'When the looting starts, the shooting starts': Donald Trump issues threat to Minneapolis protesters

Twitter flagged the post had violated its rules about "glorifying violence", but the tweet would not be removed because it "may be in the public’s interest" for it to remain visible.

Donald Trump and a Minneapolis protester.

Donald Trump and a Minneapolis protester. Source: Getty

US President Donald Trump has warned Minneapolis protesters angered at the police killing of a handcuffed black man that "when the looting starts, the shooting starts".

On Friday, protesters set a police precinct on fire in the third day of demonstrations against the death of 46-year-old George Floyd.

In a series of tweets, Mr Trump described the demonstrators as "thugs".

"Just spoke to [Minnesota] Governor Tim Walz and told him that the Military is with him all the way. Any difficulty and we will assume control but, when the looting starts, the shooting starts," he wrote.

Shortly afterwards, Twitter, which angered Mr Trump this week by tagging one of his tweets for the first time with a fact-check, said the post had violated rules about "glorifying violence".

However, the platform did not remove the post, saying that it "may be in the public’s interest" for it to remain visible.

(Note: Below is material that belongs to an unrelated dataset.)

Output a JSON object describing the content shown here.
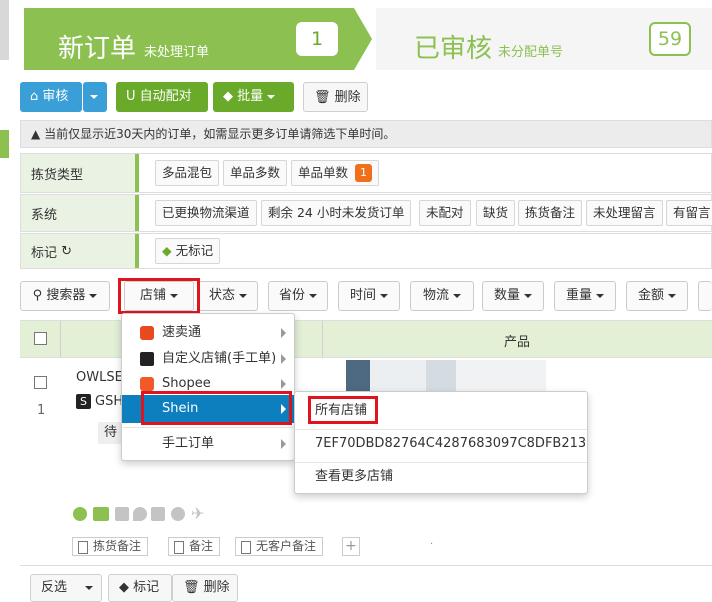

"This Tweet violated the Twitter Rules about glorifying violence. However, Twitter has determined that it may be in the public’s interest for the Tweet to remain accessible," a disclaimer attached to tweet read.

A screenshot of the disclaimer attached to Mr Trump's tweet
Source: Twitter

Hours earlier, Mr Trump adopted a very different tone to the events.

"I feel very, very badly," he said about Mr Floyd's death.

"That's a very shocking sight."

Protestors stand, fists raised, in front of the burning Minneapolis 3rd police precinct.
Source: Getty

Minneapolis police arrested Mr Floyd on Monday on suspicion of using a counterfeit banknote.

Police handcuffed him and held him to the ground, with bystander video showing an officer pressing his knee on Mr Floyd's neck.

The videos showed Mr Floyd saying that he couldn't breathe until he went silent and limp. He was later declared dead.

Minneapolis and neighbouring St Paul have been hit by widespread protests since.

A large fire burns during a third night of unrest following the death of George Floyd while in Minneapolis police custody.
Source: AAP/Star Tribune

Officials have assured angry residents that investigations into Mr Floyd's death were underway, and warned that violence would not be tolerated.

"We know there's a lot of anger. We know there's a lot of hurt," said St Paul Police Chief Todd Axtel.

"But we can't tolerate people using this as an opportunity to commit crimes," he said.

At the request of both cities, Minnesota Governor Tim Walz called up hundreds of National Guard troops and state police to help with security.

Two African American leaders of national stature, Jesse Jackson and Al Sharpton, arrived in Minneapolis and urged more protests.

"We told the governor you must call murder, a murder," Mr Jackson told an audience at the Greater Friendship Missionary Baptist Church.

"When you put ... your foot down somebody's neck until they can't breathe no longer, you murdered them," he said.

The UN human rights chief has condemned the death of Mr Floyd, demanding that US authorities take "serious action" to stop the killings of unarmed African Americans.

Additional reporting: AFP, Evan Young, Nick Baker.

Published 29 May 2020 at 5:12pm, updated 29 May 2020 at 5:38pm
Source: SBS News